YOUR ASSIGNMENT:
Copy every record word for word. Pictures are not part of the copy.

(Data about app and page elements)
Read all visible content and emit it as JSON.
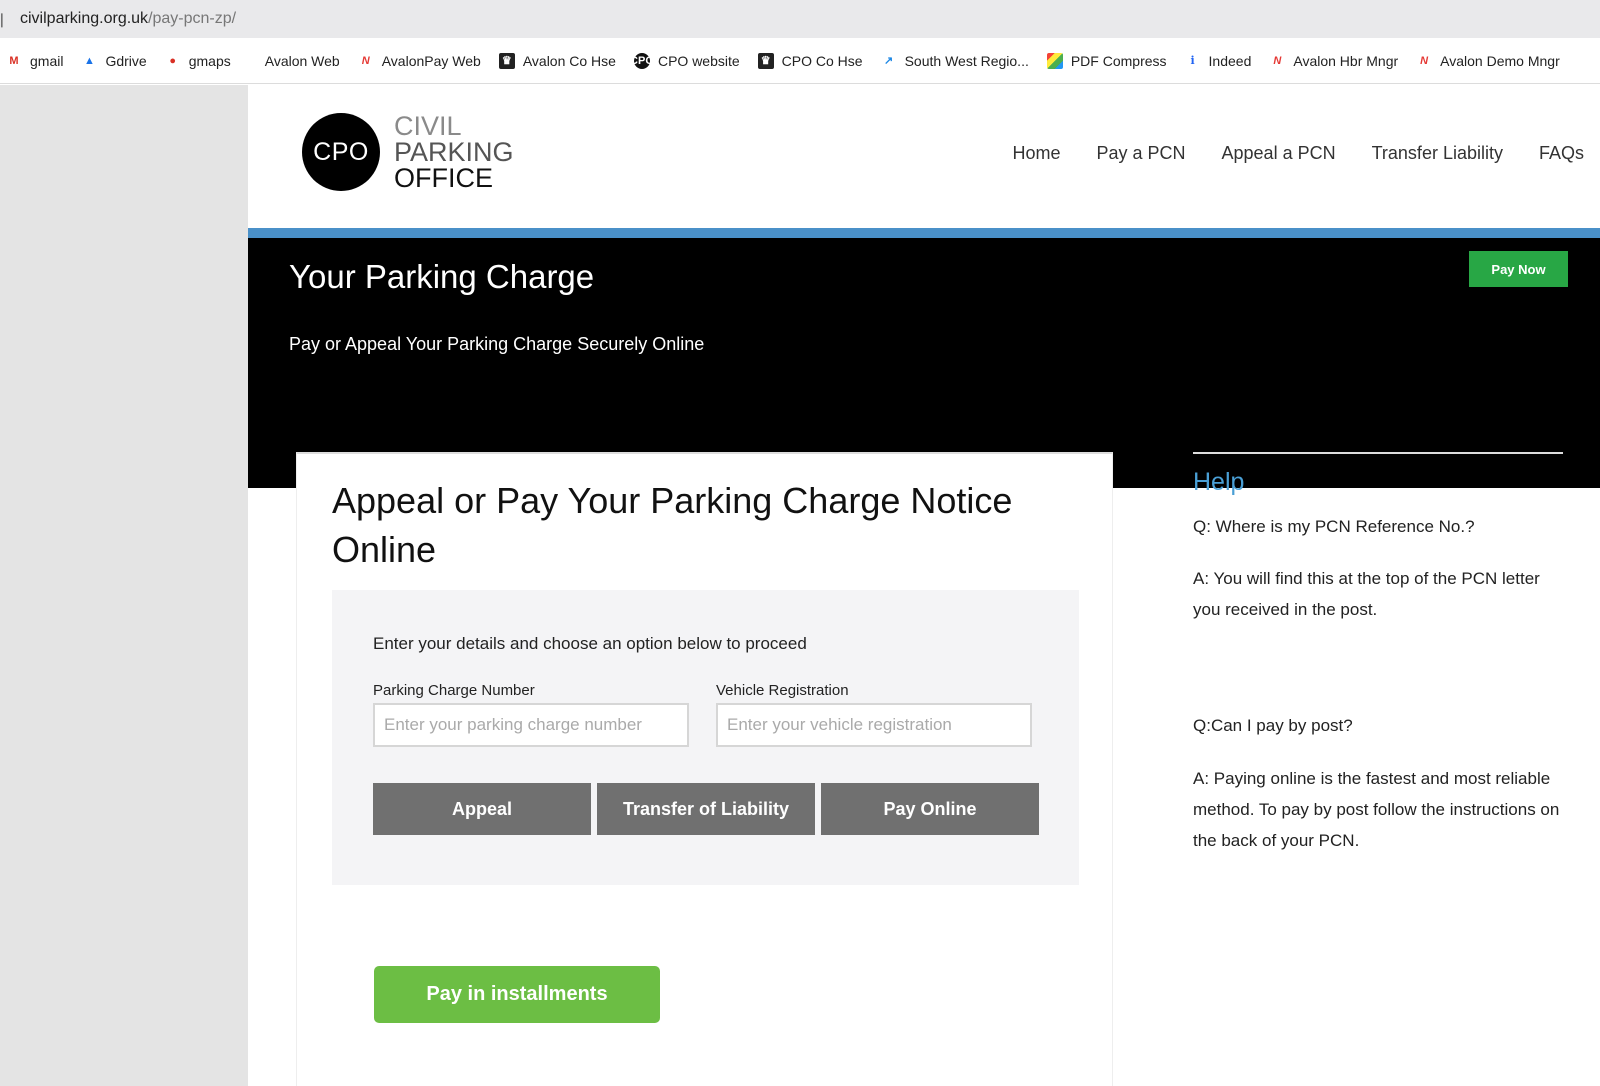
{
  "browser": {
    "url_host": "civilparking.org.uk",
    "url_path": "/pay-pcn-zp/",
    "bookmarks": [
      {
        "label": "gmail",
        "icon": "gmail-icon"
      },
      {
        "label": "Gdrive",
        "icon": "gdrive-icon"
      },
      {
        "label": "gmaps",
        "icon": "gmaps-icon"
      },
      {
        "label": "Avalon Web",
        "icon": ""
      },
      {
        "label": "AvalonPay Web",
        "icon": "avalon-icon"
      },
      {
        "label": "Avalon Co Hse",
        "icon": "crown-icon"
      },
      {
        "label": "CPO website",
        "icon": "cpo-icon"
      },
      {
        "label": "CPO Co Hse",
        "icon": "crown-icon"
      },
      {
        "label": "South West Regio...",
        "icon": "chart-icon"
      },
      {
        "label": "PDF Compress",
        "icon": "pdf-icon"
      },
      {
        "label": "Indeed",
        "icon": "indeed-icon"
      },
      {
        "label": "Avalon Hbr Mngr",
        "icon": "avalon-icon"
      },
      {
        "label": "Avalon Demo Mngr",
        "icon": "avalon-icon"
      }
    ]
  },
  "header": {
    "logo_mark": "CPO",
    "logo_line1": "CIVIL",
    "logo_line2": "PARKING",
    "logo_line3": "OFFICE",
    "nav": [
      "Home",
      "Pay a PCN",
      "Appeal a PCN",
      "Transfer Liability",
      "FAQs"
    ]
  },
  "hero": {
    "title": "Your Parking Charge",
    "subtitle": "Pay or Appeal Your Parking Charge Securely Online",
    "pay_now": "Pay Now"
  },
  "form": {
    "title": "Appeal or Pay Your Parking Charge Notice Online",
    "intro": "Enter your details and choose an option below to proceed",
    "pcn_label": "Parking Charge Number",
    "pcn_placeholder": "Enter your parking charge number",
    "pcn_value": "",
    "vrn_label": "Vehicle Registration",
    "vrn_placeholder": "Enter your vehicle registration",
    "vrn_value": "",
    "appeal": "Appeal",
    "transfer": "Transfer of Liability",
    "pay_online": "Pay Online",
    "installments": "Pay in installments"
  },
  "help": {
    "title": "Help",
    "q1": "Q: Where is my PCN Reference No.?",
    "a1": "A: You will find this at the top of the PCN letter you received in the post.",
    "q2": "Q:Can I pay by post?",
    "a2": "A: Paying online is the fastest and most reliable method. To pay by post follow the instructions on the back of your PCN."
  },
  "colors": {
    "accent_blue": "#4a90c8",
    "help_blue": "#4a9fd5",
    "pay_now_green": "#28a745",
    "installments_green": "#6cbe44",
    "button_grey": "#707070"
  }
}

EXPECTED ANSWER:
Read all visible content and emit it as JSON.
{
  "browser": {
    "url_host": "civilparking.org.uk",
    "url_path": "/pay-pcn-zp/",
    "bookmarks": [
      {
        "label": "gmail",
        "icon": "gmail-icon"
      },
      {
        "label": "Gdrive",
        "icon": "gdrive-icon"
      },
      {
        "label": "gmaps",
        "icon": "gmaps-icon"
      },
      {
        "label": "Avalon Web",
        "icon": ""
      },
      {
        "label": "AvalonPay Web",
        "icon": "avalon-icon"
      },
      {
        "label": "Avalon Co Hse",
        "icon": "crown-icon"
      },
      {
        "label": "CPO website",
        "icon": "cpo-icon"
      },
      {
        "label": "CPO Co Hse",
        "icon": "crown-icon"
      },
      {
        "label": "South West Regio...",
        "icon": "chart-icon"
      },
      {
        "label": "PDF Compress",
        "icon": "pdf-icon"
      },
      {
        "label": "Indeed",
        "icon": "indeed-icon"
      },
      {
        "label": "Avalon Hbr Mngr",
        "icon": "avalon-icon"
      },
      {
        "label": "Avalon Demo Mngr",
        "icon": "avalon-icon"
      }
    ]
  },
  "header": {
    "logo_mark": "CPO",
    "logo_line1": "CIVIL",
    "logo_line2": "PARKING",
    "logo_line3": "OFFICE",
    "nav": [
      "Home",
      "Pay a PCN",
      "Appeal a PCN",
      "Transfer Liability",
      "FAQs"
    ]
  },
  "hero": {
    "title": "Your Parking Charge",
    "subtitle": "Pay or Appeal Your Parking Charge Securely Online",
    "pay_now": "Pay Now"
  },
  "form": {
    "title": "Appeal or Pay Your Parking Charge Notice Online",
    "intro": "Enter your details and choose an option below to proceed",
    "pcn_label": "Parking Charge Number",
    "pcn_placeholder": "Enter your parking charge number",
    "pcn_value": "",
    "vrn_label": "Vehicle Registration",
    "vrn_placeholder": "Enter your vehicle registration",
    "vrn_value": "",
    "appeal": "Appeal",
    "transfer": "Transfer of Liability",
    "pay_online": "Pay Online",
    "installments": "Pay in installments"
  },
  "help": {
    "title": "Help",
    "q1": "Q: Where is my PCN Reference No.?",
    "a1": "A: You will find this at the top of the PCN letter you received in the post.",
    "q2": "Q:Can I pay by post?",
    "a2": "A: Paying online is the fastest and most reliable method. To pay by post follow the instructions on the back of your PCN."
  },
  "colors": {
    "accent_blue": "#4a90c8",
    "help_blue": "#4a9fd5",
    "pay_now_green": "#28a745",
    "installments_green": "#6cbe44",
    "button_grey": "#707070"
  }
}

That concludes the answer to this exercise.